Airbus suffered a setback with the loss of the A330neo at Emirates and may have to cut output, they said.
But it ensured that its own A350 picked up the slack and won a ticket to any future contests to replace A380s still in service.
Boeing cemented a key win for the 787 after two years of uncertainty over the earlier provisional deal. But recent 777X delays opened the door to Emirates readjusting the blend in favour of the Airbus A350, at the expense of the 787.
Emirates' decision to expand its A350 order coincided with cancellations for the same jet at Abu Dhabi's struggling Etihad, prompting speculation of a politically balanced adjustment.
Airline officials strongly denied any link and Mr Clark said planners had identified more room for future growth in revenues with the A350 than the A330neo, which would nonetheless remain "in the mix" for the future alongside more 777X purchases.

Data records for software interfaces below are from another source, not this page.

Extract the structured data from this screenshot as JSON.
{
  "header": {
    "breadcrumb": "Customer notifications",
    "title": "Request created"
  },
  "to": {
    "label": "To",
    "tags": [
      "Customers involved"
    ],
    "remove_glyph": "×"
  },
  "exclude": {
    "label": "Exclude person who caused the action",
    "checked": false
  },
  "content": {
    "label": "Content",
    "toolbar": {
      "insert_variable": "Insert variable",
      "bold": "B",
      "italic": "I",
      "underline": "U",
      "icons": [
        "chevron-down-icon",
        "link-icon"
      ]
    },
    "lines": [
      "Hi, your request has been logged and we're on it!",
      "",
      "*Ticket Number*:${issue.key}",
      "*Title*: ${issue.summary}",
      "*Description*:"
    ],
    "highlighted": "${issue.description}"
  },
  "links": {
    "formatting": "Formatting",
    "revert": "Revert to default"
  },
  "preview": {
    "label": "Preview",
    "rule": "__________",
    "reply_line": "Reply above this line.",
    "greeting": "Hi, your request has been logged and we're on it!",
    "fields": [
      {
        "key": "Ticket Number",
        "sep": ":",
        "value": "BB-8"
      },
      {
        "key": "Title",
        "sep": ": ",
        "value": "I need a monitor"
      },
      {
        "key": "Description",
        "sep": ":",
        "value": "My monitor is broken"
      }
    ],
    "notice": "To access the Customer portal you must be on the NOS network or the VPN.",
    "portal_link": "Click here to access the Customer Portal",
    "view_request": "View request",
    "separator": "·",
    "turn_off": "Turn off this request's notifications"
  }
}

Analysts said the net result of reducing A380 and 777X orders and switching to smaller models was about 18,000 fewer seats on order than previously planned before the show, which some analysts described as a response to overcapacity.
"Manufacturers have sold too many airplanes," Adam Pilarski, senior vice-president at consultancy AVITAS, said.
While the spotlight fell on the Emirates wide-body order rejig, the Dubai show highlighted Boeing's efforts to shore up confidence in its grounded 737 MAX with fresh sales and changes sweeping the narrow-body markets. Beefed-up single-aisle jets increasingly cover distances reserved for wide-bodies.
Sharjah's Air Arabia ordered 120 Airbus including 20 of the long-range 200-240-seat A321XLR. Sources say it may leapfrog northern Africa to fly non-stop as far as Casablanca, a mission currently served from neighbouring Dubai by an Emirates A380.
"The single aisles are the pawns of the industry but very effective ones," Rob Morris, head consultant at UK-based Ascend by Cirium, said. REUTERS